The annual event has been going since 1994 and is created and run by Same Sky, one of the largest community arts organisations in the southeast.
Lantern kits go on sale in mid November. They cost £30 and with it you get enough bendable willow to create two lanterns, tissue paper, glue and black paper to decorate it with. You also get four wristbands that will allow you and your group into the parade as well as a ring-side spot for the all-important lantern burning and firework show later on.
Crowds assemble on New Street on Brighton’s fashionable ‘Lanes’ area around 6pm.
Each year there’s a theme. In 2018 it was ‘remembrance’ and lanterns were decorated accordingly.
Crowds line the streets and the lanterns are taken on a circuitous route through the city and on towards the beach.
The lanterns come in various shapes and sizes but there was indeed a clock or two to be burned. The clock symbolises the passing of time, the longer days to come and, in pagan tradition, fire has long been associated with rebirth and renewal.
This year’s winter solstice coincided with a full moon, which occasionally managed to peek out from behind the clouds. This is a rare occurrence indeed and won’t happen again until 2094!
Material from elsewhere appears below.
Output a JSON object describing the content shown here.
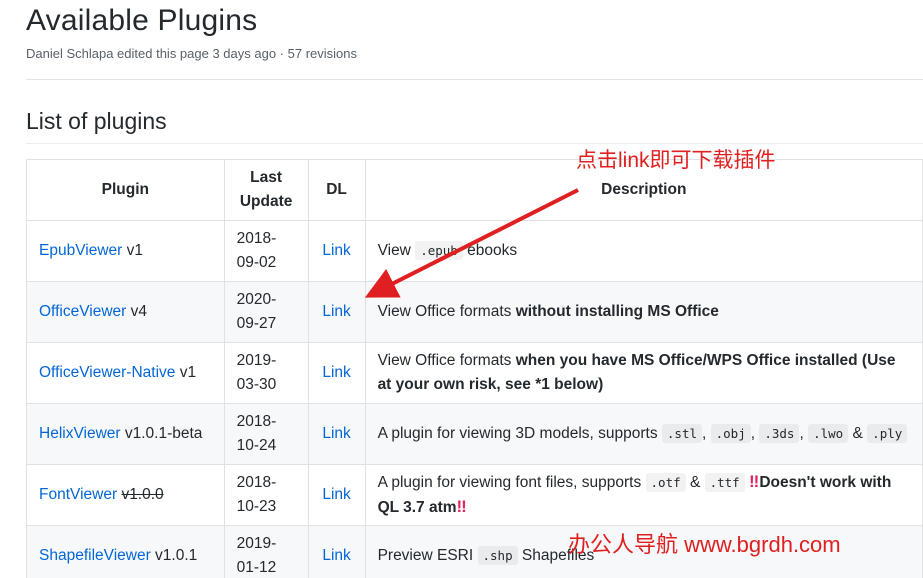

Once on the seafront, each lantern is handed over and passed down to the bonfire.
When all the lanterns are in, it’s time to light the bonfire.
It doesn’t take long for the willow and tissue paper to burn. It’s then time for fireworks…
Everyone assembled along Marine Drive but some got better seats than others.